A quick picture later and the beautiful fish was on its way back for the next angler.  We began slowly working our way upstream and fishing the best pockets and pools.  The next method that I showed him was one he had tried before but got frustrated because of the tangles it produced.  It was the dry/dropper.  I told him not to worry about tangles, that was my job to fix.  Glad that he didn't have to fix them, he relaxed and started fishing.
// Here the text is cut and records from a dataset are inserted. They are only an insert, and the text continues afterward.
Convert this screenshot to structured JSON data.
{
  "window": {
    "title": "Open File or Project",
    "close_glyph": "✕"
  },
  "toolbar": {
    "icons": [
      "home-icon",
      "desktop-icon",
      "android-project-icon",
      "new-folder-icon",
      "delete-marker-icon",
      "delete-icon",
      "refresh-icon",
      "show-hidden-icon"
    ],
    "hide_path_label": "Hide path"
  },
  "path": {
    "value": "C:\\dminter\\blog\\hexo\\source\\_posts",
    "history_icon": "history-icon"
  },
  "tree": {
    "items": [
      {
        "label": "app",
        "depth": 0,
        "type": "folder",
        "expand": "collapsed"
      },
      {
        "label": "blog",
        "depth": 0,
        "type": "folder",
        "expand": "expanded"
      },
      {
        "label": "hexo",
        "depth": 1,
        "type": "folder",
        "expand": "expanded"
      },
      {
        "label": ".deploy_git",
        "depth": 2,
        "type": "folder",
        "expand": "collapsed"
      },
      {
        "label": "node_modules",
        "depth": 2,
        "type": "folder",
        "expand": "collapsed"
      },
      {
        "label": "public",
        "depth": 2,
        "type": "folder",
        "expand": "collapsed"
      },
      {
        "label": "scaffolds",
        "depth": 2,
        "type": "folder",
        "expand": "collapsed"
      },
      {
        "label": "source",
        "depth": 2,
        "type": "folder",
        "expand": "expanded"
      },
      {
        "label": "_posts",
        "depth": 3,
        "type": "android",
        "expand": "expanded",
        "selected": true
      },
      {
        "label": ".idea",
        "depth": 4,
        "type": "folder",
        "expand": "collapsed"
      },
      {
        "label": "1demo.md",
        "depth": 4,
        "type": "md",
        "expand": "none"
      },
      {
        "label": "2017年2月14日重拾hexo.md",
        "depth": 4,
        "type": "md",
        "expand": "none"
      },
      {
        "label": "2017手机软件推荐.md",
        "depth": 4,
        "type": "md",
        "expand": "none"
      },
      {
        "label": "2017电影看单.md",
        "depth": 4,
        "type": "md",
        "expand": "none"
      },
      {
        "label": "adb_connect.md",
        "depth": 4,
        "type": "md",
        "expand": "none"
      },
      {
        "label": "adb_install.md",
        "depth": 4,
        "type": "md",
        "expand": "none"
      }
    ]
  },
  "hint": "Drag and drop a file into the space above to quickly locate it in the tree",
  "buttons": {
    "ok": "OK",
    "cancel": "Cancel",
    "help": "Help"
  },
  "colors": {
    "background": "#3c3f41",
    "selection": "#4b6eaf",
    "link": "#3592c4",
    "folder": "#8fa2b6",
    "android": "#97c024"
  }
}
The pool he was in was shallower in the middle with two distinct currents on either side.  I pointed to the foam line along the seam of the farther current and mentioned that fish like to sit in water like that and leisurely feed on whatever comes along.  He placed the next cast with the precision of someone who has been doing this for a while and after drifting a couple of feet, a nice rainbow came up and sipped the dry fly.  He had already missed a couple of rises, but this time was ready.  Gaining quick control of the situation, he soon landed the rainbow and we snapped another quick picture.  This fish was memorable because of the deliberate take off the surface as well as its spirited efforts to throw the hook.



We kept working upstream and picked up another couple of fish on the dropper, but then noticed another angler about to get started and decided to find a new stretch of water.  The next section was mostly pocket water, and so we switched back to nymphs after a little while.  The fish were mostly staying deep in the bright sunshine and heavier than normal currents.  Eventually I decided it was time to show him one last thing, nymphing without the indicator.


Again he picked it up like a pro and was soon drifting the weighed nymph through likely pockets and runs.  Our time was quickly running out and before we knew it the time had come to head back down to the shop.  We had caught some fish, and more importantly he had learned the answer to the question of "Where are the fish?"  Back at the shop, he wanted to pick up a few flies and some split shot and indicators so he could nymph fish effectively.

I enjoyed teaching Roger and wish him the best as he enjoys a few more days of vacation. Hopefully he will enjoy catching some more Smoky Mountain trout while he is there!

If I can help you learn about fly fishing in the Smokies, please head over to Trout Zone Anglers and check out the guided trip options or contact me.

4 comments:

  1. Good job David. I'm sure it's a trip Roger will not forget.

    ReplyDelete
    Replies
    1. Thanks Mark. I hope he enjoyed it as much as I did.

      Delete
  2. Agree with Mark. Confidence breeds confidence, and, Roger will be more successful because of the confidence you helped give him with your guiding information.

    ReplyDelete
    Replies
    1. Mel, that's my goal when I guide. Thanks for reading!

      Delete

Newsletter

Subscribe to the Trout Zone Anglers Newsletter!

* indicates required